• **WHAT IS BEING ASKED**:
Search the data for the string "timestamp" and copy each line in which it appears.

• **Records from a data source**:

↓↓↓

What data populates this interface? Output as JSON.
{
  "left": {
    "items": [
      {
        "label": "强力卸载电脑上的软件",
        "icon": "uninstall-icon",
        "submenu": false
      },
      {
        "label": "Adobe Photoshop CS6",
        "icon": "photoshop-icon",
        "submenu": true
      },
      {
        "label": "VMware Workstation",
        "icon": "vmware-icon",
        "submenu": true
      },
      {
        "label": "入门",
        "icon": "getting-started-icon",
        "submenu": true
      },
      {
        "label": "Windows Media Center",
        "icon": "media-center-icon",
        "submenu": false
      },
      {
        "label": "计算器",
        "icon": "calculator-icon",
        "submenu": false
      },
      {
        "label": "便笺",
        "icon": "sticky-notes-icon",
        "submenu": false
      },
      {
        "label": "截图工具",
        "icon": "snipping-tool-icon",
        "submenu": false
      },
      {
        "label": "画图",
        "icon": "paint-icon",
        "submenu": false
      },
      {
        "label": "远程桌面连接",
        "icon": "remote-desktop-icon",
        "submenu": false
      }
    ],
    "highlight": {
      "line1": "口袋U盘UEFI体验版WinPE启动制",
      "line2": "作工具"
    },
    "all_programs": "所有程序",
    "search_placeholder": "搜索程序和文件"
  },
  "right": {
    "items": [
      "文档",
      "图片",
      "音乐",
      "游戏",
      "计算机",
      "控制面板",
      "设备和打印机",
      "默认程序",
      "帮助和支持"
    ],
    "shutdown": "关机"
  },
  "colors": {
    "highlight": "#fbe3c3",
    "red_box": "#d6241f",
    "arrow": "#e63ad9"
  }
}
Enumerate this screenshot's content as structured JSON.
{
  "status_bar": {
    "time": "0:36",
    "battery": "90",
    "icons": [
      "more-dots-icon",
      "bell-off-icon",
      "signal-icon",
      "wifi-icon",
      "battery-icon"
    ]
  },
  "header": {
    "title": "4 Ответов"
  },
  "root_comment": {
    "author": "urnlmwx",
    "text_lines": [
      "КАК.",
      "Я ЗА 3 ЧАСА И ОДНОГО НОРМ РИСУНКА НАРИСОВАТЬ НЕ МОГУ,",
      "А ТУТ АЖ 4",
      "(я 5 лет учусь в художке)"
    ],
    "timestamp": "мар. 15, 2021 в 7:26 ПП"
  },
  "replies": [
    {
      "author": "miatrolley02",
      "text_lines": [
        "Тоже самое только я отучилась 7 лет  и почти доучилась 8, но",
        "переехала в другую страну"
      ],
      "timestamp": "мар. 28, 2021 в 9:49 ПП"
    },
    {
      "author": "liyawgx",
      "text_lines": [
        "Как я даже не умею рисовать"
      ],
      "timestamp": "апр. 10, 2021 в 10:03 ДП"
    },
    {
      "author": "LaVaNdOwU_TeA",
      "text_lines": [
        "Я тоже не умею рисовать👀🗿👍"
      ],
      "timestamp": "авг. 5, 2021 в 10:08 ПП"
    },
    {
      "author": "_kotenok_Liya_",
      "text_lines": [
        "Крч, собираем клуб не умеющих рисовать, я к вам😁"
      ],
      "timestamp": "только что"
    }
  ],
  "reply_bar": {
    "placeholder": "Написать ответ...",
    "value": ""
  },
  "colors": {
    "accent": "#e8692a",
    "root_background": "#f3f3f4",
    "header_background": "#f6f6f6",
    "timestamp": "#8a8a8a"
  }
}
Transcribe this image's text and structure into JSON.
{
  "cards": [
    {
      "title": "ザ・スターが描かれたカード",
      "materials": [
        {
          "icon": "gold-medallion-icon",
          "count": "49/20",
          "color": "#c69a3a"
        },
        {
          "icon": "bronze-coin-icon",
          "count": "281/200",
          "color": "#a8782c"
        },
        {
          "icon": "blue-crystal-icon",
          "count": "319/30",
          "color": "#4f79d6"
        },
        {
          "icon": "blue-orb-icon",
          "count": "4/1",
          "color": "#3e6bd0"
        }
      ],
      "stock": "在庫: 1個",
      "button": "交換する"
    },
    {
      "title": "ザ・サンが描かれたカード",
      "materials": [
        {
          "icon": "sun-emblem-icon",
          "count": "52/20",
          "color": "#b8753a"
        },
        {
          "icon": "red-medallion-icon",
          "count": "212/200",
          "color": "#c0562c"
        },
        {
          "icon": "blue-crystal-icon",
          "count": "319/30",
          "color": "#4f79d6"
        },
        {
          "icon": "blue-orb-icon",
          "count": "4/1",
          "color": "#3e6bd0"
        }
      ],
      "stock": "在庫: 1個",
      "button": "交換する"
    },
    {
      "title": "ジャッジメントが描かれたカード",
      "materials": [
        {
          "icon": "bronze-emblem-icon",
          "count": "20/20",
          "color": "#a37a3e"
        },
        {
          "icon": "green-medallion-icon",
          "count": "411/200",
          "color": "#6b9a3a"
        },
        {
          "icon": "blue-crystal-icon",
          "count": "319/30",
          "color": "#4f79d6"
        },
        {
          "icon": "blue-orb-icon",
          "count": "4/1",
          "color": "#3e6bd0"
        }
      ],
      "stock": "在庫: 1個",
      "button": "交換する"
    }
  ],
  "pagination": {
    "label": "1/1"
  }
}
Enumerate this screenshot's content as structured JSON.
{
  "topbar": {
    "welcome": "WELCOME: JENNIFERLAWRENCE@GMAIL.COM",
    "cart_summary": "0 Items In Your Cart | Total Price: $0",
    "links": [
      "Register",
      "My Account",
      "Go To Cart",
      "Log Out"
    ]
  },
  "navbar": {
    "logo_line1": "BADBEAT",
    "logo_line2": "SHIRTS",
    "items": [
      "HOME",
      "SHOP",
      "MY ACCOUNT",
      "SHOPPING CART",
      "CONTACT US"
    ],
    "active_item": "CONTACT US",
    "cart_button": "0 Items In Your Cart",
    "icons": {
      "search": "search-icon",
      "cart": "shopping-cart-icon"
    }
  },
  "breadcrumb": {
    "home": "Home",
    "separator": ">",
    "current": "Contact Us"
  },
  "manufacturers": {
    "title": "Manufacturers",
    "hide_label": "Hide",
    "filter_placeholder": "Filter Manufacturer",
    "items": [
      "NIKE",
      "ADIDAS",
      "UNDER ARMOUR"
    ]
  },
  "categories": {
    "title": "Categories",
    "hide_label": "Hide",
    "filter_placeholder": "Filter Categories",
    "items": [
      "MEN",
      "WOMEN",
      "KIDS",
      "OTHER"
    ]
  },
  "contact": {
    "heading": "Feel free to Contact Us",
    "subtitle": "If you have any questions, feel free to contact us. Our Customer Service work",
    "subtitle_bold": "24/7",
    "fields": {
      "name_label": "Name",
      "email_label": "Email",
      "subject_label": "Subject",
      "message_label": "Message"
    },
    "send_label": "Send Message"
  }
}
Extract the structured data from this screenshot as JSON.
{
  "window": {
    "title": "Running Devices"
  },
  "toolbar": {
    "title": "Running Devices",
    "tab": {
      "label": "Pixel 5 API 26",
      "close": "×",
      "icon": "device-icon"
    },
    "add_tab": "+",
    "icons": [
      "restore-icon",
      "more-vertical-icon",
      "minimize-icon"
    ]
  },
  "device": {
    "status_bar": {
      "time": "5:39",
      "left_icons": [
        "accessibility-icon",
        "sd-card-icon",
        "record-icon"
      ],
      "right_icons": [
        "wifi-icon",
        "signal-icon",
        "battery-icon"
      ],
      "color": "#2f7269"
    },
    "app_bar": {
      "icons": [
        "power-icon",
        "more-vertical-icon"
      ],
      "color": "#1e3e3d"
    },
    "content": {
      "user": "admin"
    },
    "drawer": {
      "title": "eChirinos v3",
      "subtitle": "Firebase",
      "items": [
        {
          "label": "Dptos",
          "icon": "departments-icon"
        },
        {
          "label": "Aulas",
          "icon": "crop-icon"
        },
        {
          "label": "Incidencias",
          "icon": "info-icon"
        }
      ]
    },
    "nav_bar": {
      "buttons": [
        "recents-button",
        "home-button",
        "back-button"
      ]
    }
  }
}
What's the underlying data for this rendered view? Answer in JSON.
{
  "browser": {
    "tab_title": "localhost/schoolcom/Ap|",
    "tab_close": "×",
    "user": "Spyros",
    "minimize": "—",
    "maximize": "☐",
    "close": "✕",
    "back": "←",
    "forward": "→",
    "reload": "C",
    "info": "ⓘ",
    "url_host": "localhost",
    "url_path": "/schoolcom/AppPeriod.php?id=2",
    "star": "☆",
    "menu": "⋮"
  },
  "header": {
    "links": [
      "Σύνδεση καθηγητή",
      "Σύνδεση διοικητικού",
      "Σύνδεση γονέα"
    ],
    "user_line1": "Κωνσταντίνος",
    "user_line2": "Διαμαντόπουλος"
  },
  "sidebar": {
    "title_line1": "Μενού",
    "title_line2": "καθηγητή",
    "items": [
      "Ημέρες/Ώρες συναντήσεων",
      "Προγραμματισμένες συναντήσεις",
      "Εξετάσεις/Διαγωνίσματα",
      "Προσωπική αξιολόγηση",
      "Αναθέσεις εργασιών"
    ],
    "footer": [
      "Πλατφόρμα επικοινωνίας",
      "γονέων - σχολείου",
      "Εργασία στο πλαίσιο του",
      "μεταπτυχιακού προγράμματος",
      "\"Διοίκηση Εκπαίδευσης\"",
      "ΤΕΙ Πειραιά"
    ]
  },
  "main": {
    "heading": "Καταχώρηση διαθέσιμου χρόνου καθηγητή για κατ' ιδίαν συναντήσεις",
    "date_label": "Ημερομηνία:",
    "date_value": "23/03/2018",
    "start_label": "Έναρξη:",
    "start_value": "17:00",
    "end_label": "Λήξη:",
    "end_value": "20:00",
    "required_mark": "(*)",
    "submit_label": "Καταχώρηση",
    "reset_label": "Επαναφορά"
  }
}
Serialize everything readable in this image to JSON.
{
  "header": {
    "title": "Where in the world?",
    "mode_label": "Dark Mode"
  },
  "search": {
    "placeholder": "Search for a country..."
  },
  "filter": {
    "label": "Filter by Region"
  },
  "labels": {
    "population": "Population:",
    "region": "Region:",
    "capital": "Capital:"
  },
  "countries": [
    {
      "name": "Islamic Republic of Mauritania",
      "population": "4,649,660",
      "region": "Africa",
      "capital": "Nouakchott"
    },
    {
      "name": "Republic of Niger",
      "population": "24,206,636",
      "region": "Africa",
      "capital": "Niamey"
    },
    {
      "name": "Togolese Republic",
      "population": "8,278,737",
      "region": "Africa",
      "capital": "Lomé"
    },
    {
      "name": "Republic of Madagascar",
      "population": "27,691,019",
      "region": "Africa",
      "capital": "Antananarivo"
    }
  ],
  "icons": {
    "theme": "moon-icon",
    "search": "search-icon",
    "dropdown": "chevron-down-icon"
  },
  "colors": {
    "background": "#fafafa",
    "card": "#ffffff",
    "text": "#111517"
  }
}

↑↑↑

• **ANSWER BOX**:
    "timestamp": "мар. 15, 2021 в 7:26 ПП"
      "timestamp": "мар. 28, 2021 в 9:49 ПП"
      "timestamp": "апр. 10, 2021 в 10:03 ДП"
      "timestamp": "авг. 5, 2021 в 10:08 ПП"
      "timestamp": "только что"
    "timestamp": "#8a8a8a"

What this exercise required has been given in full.